Our team at Lovell Construction was called in to pour a new sidewalk. We started by grading the land so we would have a leveled area to work with. We then needed to frame the section where we would be pouring concrete. The frame is created by placing wood around the perimeter of the pour. It shapes the sidewalk and prevents concrete from spilling over. The metal grid you see within the frame is rebar. Rebar (Reinforcing Bar) will strengthen the sidewalk, prevent large cracks, and extend the life of the sidewalk. We had to cut and shape the rebar to fit our needs where the sidewalk curves.
All of these steps and preparations need to be taken care of before the cement truck arrives; you won’t have time to do it once the pouring starts. Stopping the pour can lead to part of it drying out before the rest is poured. This leads to layers of concrete instead of one solid slab; layers will weaken the sidewalk.
Once the cement is poured we acted quickly to disperse it throughout the framed area. We used wood and metal straightedges to screed the concrete. Screeding is the process of removing excess concrete and bringing the slab to its proper grade/level. As you can see, we are constantly checking to make sure everything is leveled.
Have you ever wondered why sidewalks are broken up into sections? Is there a purpose for those lines? Yes! They’re called control joints.
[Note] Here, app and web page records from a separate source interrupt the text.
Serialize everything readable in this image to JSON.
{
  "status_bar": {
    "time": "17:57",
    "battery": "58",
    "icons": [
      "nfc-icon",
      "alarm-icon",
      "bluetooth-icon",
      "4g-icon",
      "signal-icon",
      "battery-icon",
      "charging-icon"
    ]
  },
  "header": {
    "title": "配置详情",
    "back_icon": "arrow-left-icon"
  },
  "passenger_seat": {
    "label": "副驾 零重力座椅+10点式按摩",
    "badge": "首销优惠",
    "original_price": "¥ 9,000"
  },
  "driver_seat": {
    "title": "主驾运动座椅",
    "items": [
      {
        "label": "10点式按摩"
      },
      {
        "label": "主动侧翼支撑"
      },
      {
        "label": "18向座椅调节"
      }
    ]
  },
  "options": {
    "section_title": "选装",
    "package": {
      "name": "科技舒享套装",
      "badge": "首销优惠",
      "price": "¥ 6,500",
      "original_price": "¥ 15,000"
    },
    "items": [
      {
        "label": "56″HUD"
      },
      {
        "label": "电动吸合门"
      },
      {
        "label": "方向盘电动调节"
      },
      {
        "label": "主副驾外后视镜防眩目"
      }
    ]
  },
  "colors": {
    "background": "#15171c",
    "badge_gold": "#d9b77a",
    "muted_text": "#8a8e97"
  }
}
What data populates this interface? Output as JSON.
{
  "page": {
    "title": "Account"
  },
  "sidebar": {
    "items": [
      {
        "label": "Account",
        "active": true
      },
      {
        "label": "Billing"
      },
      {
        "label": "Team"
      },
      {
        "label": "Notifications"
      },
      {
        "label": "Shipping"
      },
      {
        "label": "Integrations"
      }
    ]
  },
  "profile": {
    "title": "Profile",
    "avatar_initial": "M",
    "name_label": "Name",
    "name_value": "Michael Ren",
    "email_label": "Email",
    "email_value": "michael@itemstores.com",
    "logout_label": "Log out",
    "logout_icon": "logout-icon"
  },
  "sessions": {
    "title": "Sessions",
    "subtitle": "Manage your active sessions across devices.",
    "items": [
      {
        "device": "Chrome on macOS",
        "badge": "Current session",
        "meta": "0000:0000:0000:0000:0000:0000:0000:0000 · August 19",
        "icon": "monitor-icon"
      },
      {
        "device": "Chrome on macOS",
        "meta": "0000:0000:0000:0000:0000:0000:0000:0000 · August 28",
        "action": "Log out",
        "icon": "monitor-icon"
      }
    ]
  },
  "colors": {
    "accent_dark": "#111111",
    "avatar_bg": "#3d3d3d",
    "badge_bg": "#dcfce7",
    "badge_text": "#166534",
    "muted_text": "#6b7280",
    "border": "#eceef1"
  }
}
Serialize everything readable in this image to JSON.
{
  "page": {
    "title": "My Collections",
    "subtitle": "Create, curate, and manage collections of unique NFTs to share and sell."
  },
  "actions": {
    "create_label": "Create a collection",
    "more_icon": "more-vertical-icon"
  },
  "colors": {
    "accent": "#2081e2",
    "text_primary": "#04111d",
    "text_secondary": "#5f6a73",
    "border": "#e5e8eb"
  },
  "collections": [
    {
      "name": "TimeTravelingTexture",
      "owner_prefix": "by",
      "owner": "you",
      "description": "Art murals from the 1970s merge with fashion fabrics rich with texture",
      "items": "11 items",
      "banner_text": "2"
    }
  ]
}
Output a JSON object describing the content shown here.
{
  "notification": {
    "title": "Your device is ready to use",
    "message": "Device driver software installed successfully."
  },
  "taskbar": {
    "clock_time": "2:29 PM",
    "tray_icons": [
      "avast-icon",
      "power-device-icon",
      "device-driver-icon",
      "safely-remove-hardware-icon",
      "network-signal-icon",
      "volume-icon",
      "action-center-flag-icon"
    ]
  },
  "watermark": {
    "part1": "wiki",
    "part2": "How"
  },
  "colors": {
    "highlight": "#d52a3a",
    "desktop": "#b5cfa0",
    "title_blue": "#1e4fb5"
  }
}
This gives the concrete room to expand and contract. It reduces random cracking at the surface as shrinkage occurs. A final pass over of the surface of the sidewalk gives a textured feel to it. This is a safety measure that gives the surface a slightly rough finish so it won’t be slippery in inclement weather.